The determination of interocular difference in ERG b-wave amplitude responses in visually normal subjects has provided useful information for comparison with the retinal function of patients with different asymmetric retinal diseases.4–9 The aim of this study was to establish the degree of the interocular percentage difference in subjects with, at most, mild retinal changes using the ISCEV1 recommendations for various stimulus conditions. In our study, interocular percentage differences are presented as percentiles (25th, 50th, 75th, 95th), medians, and means (SD). Among our 79 subjects, the median interocular percentage differences of the ERG b-wave amplitude responses in the five different stimuli were similar. Fifty per cent of our cohort subjects had an interocular percentage difference of from 8% to 11% for different stimuli, which is consistent with an interocular amplitude difference of within 10%, previously cited by Fishman et al.3 Ninety five per cent of our cohort had interocular percentage differences in the five stimuli that ranged from 27–36% or less.
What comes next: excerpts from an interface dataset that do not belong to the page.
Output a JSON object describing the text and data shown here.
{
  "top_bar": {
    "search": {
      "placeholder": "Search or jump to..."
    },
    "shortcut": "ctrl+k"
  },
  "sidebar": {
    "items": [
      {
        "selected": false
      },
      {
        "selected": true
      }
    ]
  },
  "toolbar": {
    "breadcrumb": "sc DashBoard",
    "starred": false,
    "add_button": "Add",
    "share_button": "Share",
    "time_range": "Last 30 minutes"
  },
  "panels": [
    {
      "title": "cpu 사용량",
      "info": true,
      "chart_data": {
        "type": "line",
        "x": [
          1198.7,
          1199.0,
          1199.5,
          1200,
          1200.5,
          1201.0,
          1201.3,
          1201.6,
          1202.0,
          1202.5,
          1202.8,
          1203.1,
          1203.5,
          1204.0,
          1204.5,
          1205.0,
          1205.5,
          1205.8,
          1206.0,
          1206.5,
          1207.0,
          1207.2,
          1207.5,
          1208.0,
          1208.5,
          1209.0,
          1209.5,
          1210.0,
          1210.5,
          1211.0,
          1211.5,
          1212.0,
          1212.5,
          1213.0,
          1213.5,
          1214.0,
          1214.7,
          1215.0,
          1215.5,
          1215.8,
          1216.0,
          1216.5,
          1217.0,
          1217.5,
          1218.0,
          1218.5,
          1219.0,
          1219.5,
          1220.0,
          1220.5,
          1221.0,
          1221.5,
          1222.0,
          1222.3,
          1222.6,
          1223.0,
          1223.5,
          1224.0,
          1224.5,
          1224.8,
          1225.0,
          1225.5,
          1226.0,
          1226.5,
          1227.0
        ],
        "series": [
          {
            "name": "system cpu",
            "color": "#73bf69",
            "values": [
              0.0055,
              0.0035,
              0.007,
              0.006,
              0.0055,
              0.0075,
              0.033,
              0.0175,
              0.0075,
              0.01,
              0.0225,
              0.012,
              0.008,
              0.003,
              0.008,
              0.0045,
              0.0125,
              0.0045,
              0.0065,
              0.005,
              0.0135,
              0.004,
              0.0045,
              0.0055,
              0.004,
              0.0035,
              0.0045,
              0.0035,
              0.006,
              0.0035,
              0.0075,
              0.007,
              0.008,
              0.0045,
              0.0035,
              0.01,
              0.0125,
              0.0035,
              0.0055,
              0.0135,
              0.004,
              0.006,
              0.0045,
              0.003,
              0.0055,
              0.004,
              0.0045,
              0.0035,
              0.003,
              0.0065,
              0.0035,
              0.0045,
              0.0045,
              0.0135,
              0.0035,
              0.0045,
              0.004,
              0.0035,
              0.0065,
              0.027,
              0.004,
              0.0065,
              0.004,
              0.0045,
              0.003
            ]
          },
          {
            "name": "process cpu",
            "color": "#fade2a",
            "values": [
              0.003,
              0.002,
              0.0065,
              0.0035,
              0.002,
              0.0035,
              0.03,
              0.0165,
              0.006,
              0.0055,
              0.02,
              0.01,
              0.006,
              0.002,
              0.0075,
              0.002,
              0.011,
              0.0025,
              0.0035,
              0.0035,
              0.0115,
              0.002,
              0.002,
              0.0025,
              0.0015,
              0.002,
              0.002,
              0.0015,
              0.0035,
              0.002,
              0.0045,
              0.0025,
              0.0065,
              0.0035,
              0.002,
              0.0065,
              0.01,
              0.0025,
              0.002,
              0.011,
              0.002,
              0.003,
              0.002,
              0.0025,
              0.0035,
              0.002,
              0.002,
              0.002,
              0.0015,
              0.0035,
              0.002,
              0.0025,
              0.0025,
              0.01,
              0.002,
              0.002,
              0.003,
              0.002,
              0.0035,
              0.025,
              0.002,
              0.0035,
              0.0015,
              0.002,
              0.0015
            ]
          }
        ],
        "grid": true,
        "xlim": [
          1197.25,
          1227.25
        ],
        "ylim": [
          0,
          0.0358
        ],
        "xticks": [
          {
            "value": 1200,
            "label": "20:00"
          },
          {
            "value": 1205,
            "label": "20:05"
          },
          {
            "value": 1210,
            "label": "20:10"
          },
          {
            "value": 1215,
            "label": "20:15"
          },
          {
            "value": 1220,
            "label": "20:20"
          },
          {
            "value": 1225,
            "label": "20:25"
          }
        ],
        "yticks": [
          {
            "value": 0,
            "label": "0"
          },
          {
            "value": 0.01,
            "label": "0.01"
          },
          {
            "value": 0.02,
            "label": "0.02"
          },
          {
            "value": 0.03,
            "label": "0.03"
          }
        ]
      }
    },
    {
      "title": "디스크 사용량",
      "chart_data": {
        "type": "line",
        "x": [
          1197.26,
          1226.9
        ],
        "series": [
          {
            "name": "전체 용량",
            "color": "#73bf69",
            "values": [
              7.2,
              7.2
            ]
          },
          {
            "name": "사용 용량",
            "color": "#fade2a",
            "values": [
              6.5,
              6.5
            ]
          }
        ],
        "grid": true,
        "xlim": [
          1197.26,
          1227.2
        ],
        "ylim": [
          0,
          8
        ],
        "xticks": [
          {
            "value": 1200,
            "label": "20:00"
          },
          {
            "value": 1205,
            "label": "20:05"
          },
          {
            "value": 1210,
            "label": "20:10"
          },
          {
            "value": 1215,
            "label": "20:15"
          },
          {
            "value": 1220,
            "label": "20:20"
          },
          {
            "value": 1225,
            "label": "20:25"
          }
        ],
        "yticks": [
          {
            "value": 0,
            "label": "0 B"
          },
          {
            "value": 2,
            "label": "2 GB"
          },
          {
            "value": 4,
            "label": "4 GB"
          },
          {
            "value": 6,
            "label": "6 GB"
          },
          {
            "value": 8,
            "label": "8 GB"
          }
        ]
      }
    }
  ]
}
The average interocular percentage difference ranged from 11–14% for the five different stimuli (Table 1).
For comparison, we calculated the interocular percentage differences in ERG b-wave amplitude from the 22 normal individuals in studies by Jacobson et al.4,5 (Table 3). We found that the interocular percentage differences in the same normal population reported in these studies were, overall, comparatively smaller than in our subjects (compare Tables 1 and 3). Fifty per cent of their cohort had interocular percentage differences that ranged from 4–8% or less while 95% had a range of 12–16% or less for different stimuli. The mean interocular percentage difference ranged from 5% to 8%.
In our study, we also chose arbitrary levels of percentage interocular b-wave amplitude differences (10%, 20%, and 30%) to compare among different stimuli (Table 2). For the different stimulus responses, generally over 90% of our population had a 30% or less interocular difference. Our findings are consistent with a previous citation indicating that a normal interocular b-wave amplitude difference should be no greater than 20–24%.3 Figures 1–5 show the quantification of our population at various continuous levels of interocular percentage differences.
In a study of 95 healthy individuals, Ayres et al2 showed that the difference between the two eyes of the same subject was smaller than the difference between the eyes of different subjects. They demonstrated that the maximal interocular difference in the ERG b-wave amplitude for the maximal scotopic response was 144.58 μV, which was 29% of their maximal intersubject b-wave amplitude range. For comparison, in our study these values were 163.38 μV and 31%, respectively.
Various technical factors, such as contact lens placement, the structural integrity of the corneal surface, pupil size, among others, may impact on the interocular difference in ERG amplitudes. Regardless of the explanation, our findings can be applied in the design of future therapeutic trials, which implement monocular therapeutic strategies for various retinal diseases, and define more accurate criteria for the detection of asymmetric retinal disease.